undef and nil

These two are functionally identical, or at least so much so that they are converted between one another transparently.


Functions in Lua are equivalent to coderefs in Perl, but I just haven't got around to implementing them yet.


Currently none.



Create a new Outline::Lua object, with its own Lua environment.

Unlike many OO modules, this one has new as a function, not a class method:

  my $lua = Outline::Lua::new;

This is because it is XS and wrapping it was too much effort.



Register a Perl function by (fully-qualified) name into the Lua environment. Currently upvalues and subrefs are not supported.


TODO: support a) upvalues, b) subrefs and c) an array of hashrefs.

{perl_func|func} => string

The fully-package-qualified function to register with Lua.

lua_name => string

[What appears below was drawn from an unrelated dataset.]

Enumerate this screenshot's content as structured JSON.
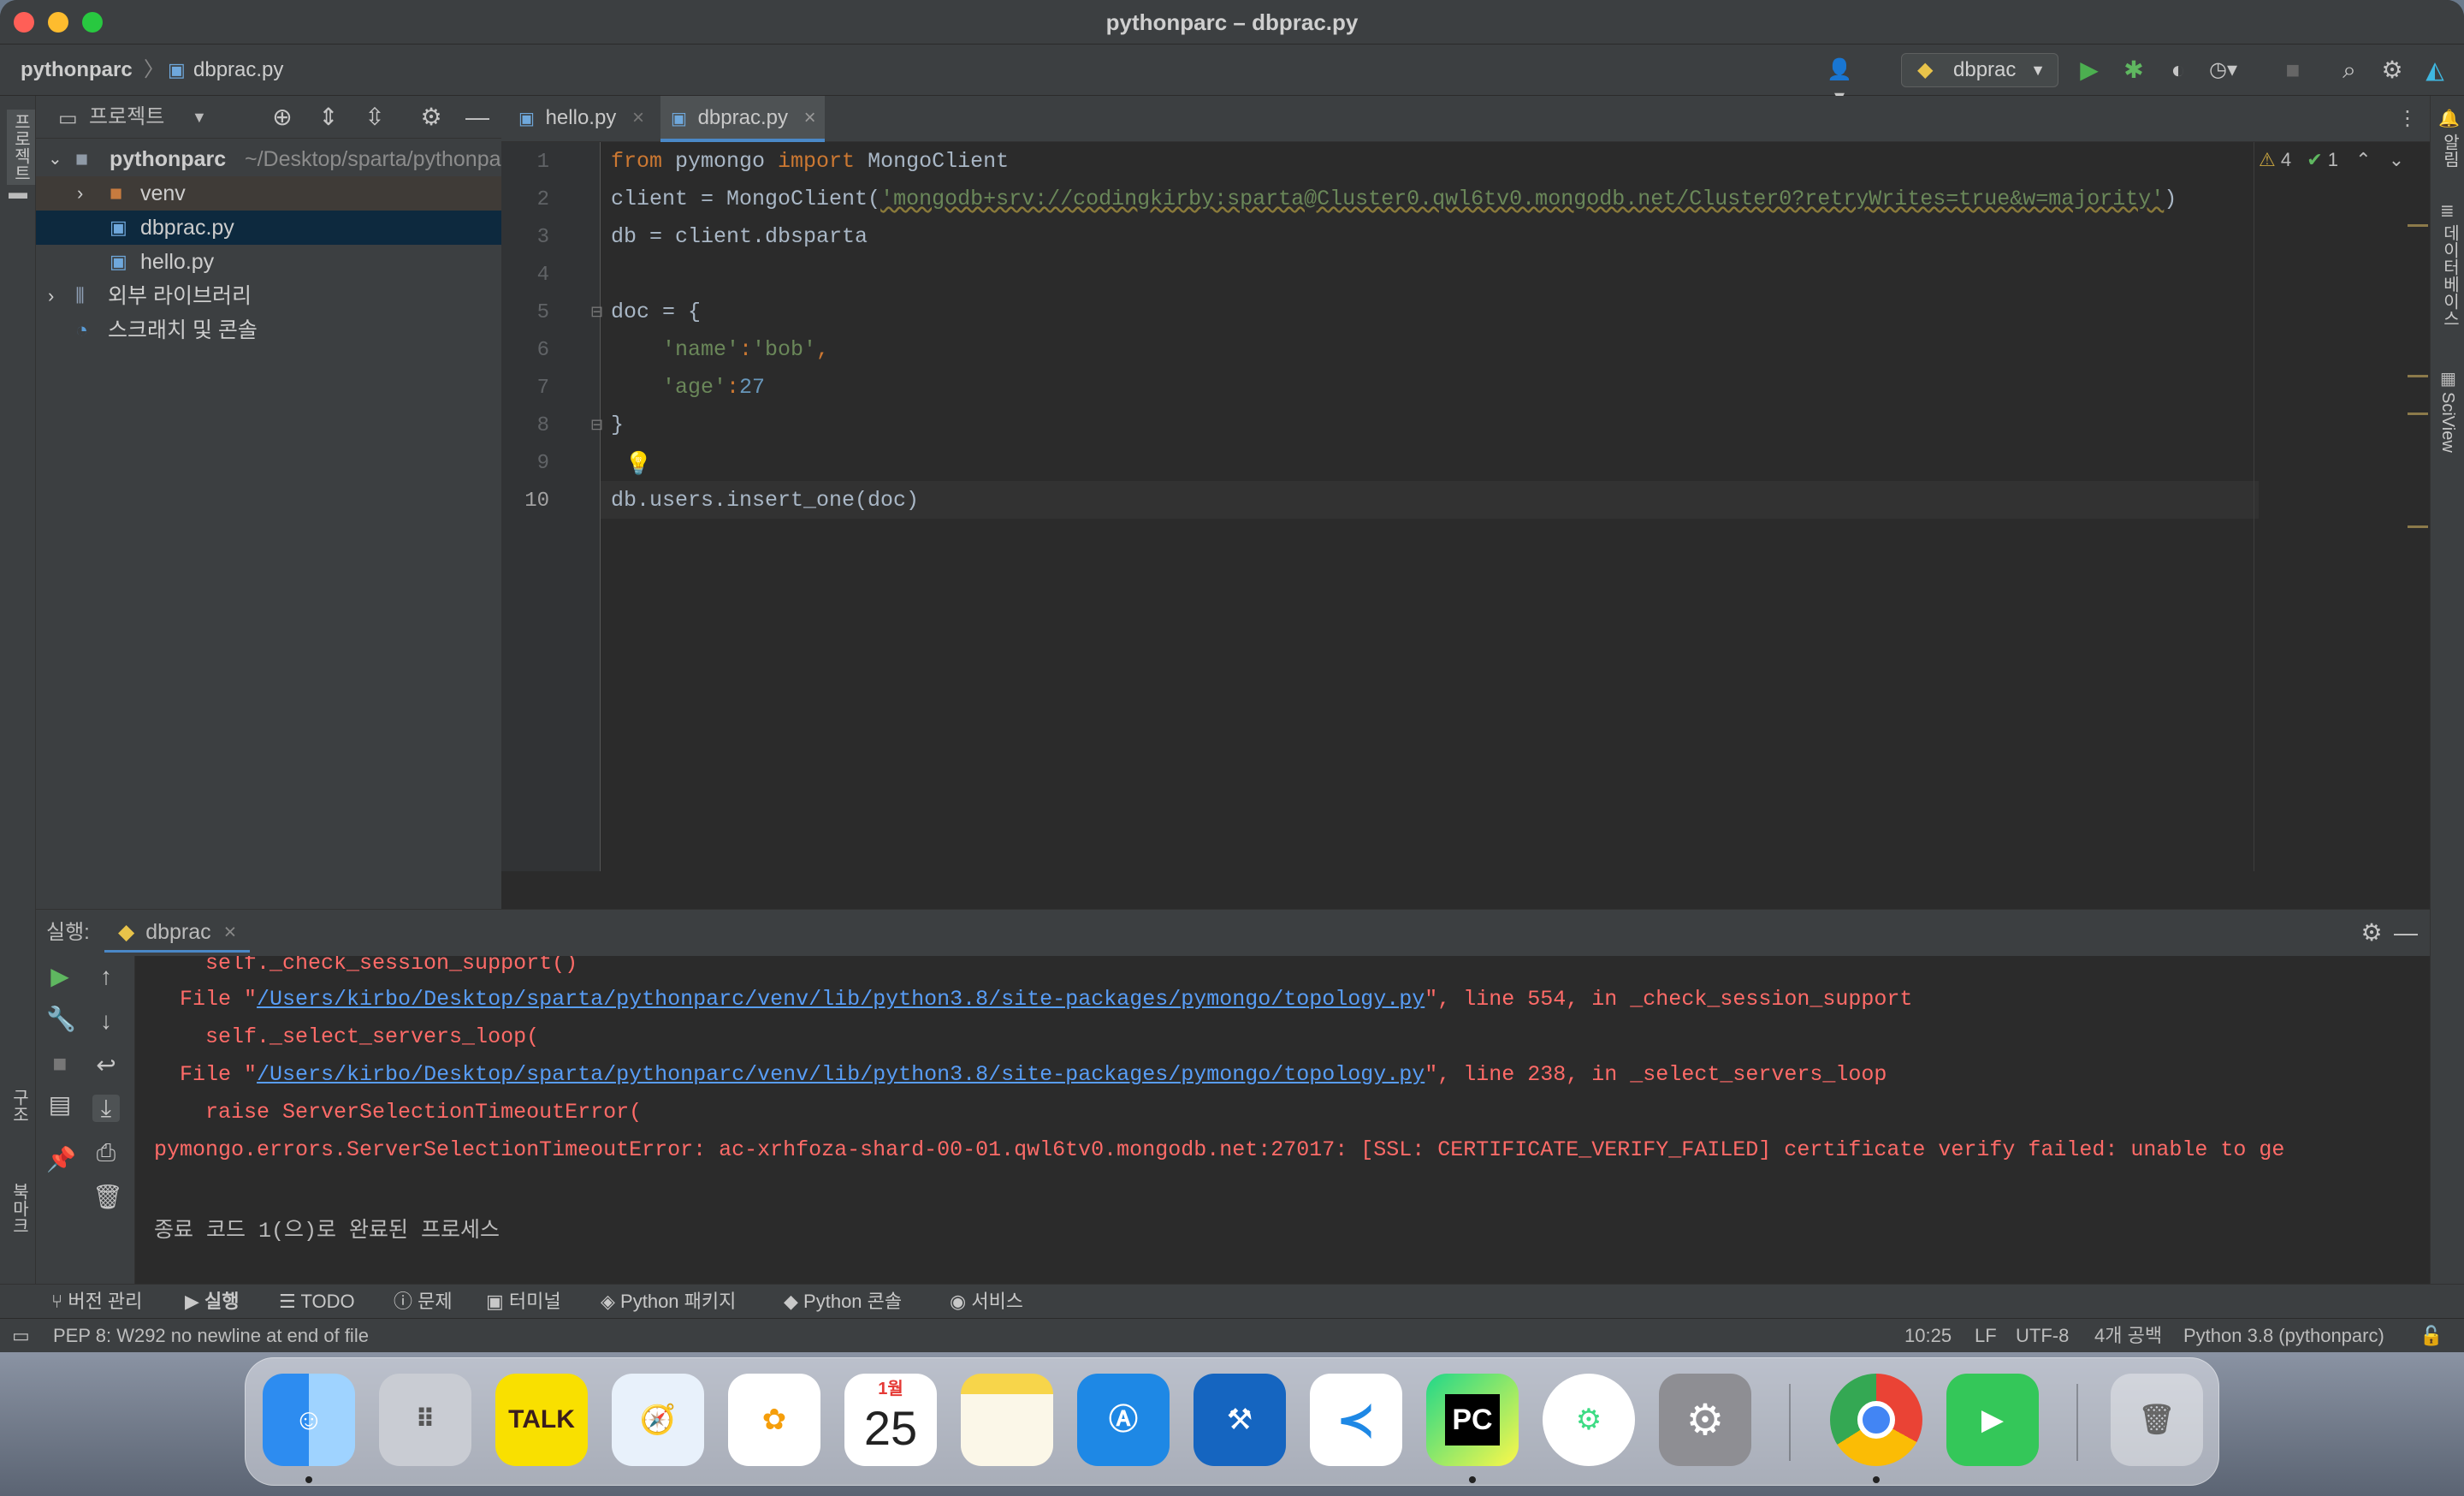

The name by which the function will be called within the Lua script. Defaults to the unqualified name of the perl function.


Install variables into the Lua environment.


This method takes a hash, which is to be lua_name => $perl_var. The provided variable will then be converted to a Lua type and will be available in your Lua code as lua_name.

See above regarding type conversion (particularly booleans).


Run lua code! Currently, the return values from the Lua itself have not been implemented, but that is a TODO so cut me some slack.



A string containing the Lua code to run.


Alastair Douglas, <altreus at>


Please report any bugs or feature requests to bug-outline-lua at, or through the web interface at I will be notified, and then you'll automatically be notified of progress on your bug as I make changes.


Function prototypes

To give the converter a bit of a clue as to what we're trying to convert to.

Always/sometimes/never array conversion

Part of the above, we can implicitly convert any hash into an array if we want to.

Func refs

Registering a Perl funcref instead of a real function is possible but I haven't got around to stealing it from Tassilo von Parseval yet.

Return values from the Lua itself

Have not yet implemented the return value of the Lua code itself, which is supposed to happen.


You can find documentation for this module with the perldoc command.

    perldoc Outline::Lua

You can also look for information at:


Thanks or maybe apologies to Tassilo von Parseval, author of Inline::Lua. I took a fair amount of conversion code from Inline::Lua, which module is the whole reason I wrote this one in the first place: and I think I'll be nicking a bit more too!


Copyright 2009 Alastair Douglas, all rights reserved.

This program is free software; you can redistribute it and/or modify it under the same terms as Perl itself.